WHAT THE EXERCISE ASKS. An exact copy of the listing below is needed, with no pictures in it.
(TASK INPUT Opens)
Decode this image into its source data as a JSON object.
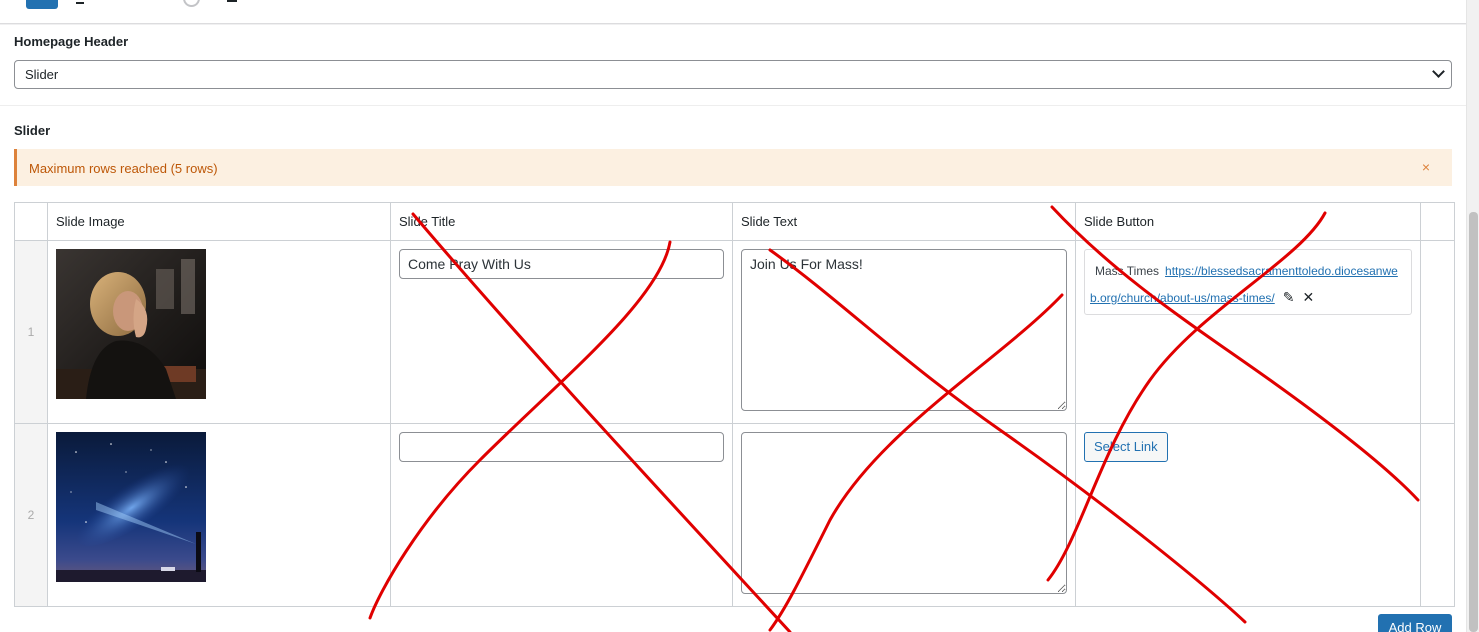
{
  "homepage_header": {
    "label": "Homepage Header",
    "selected": "Slider"
  },
  "slider": {
    "label": "Slider",
    "notice": "Maximum rows reached (5 rows)",
    "notice_close": "×",
    "columns": [
      "Slide Image",
      "Slide Title",
      "Slide Text",
      "Slide Button"
    ],
    "rows": [
      {
        "order": "1",
        "title": "Come Pray With Us",
        "text": "Join Us For Mass!",
        "button_title": "Mass Times",
        "button_url": "https://blessedsacramenttoledo.diocesanweb.org/church/about-us/mass-times/"
      },
      {
        "order": "2",
        "title": "",
        "text": "",
        "select_link_label": "Select Link"
      }
    ],
    "add_row_label": "Add Row"
  },
  "icons": {
    "edit": "pencil-icon",
    "remove": "close-icon",
    "dropdown": "chevron-down-icon"
  },
  "colors": {
    "accent": "#2271b1",
    "notice_bg": "#fcf0e1",
    "notice_border": "#dd823b",
    "scribble": "#e00000"
  }
}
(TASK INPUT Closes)
YOUR SOLUTION.
Decode this image into its source data as a JSON object.
{
  "homepage_header": {
    "label": "Homepage Header",
    "selected": "Slider"
  },
  "slider": {
    "label": "Slider",
    "notice": "Maximum rows reached (5 rows)",
    "notice_close": "×",
    "columns": [
      "Slide Image",
      "Slide Title",
      "Slide Text",
      "Slide Button"
    ],
    "rows": [
      {
        "order": "1",
        "title": "Come Pray With Us",
        "text": "Join Us For Mass!",
        "button_title": "Mass Times",
        "button_url": "https://blessedsacramenttoledo.diocesanweb.org/church/about-us/mass-times/"
      },
      {
        "order": "2",
        "title": "",
        "text": "",
        "select_link_label": "Select Link"
      }
    ],
    "add_row_label": "Add Row"
  },
  "icons": {
    "edit": "pencil-icon",
    "remove": "close-icon",
    "dropdown": "chevron-down-icon"
  },
  "colors": {
    "accent": "#2271b1",
    "notice_bg": "#fcf0e1",
    "notice_border": "#dd823b",
    "scribble": "#e00000"
  }
}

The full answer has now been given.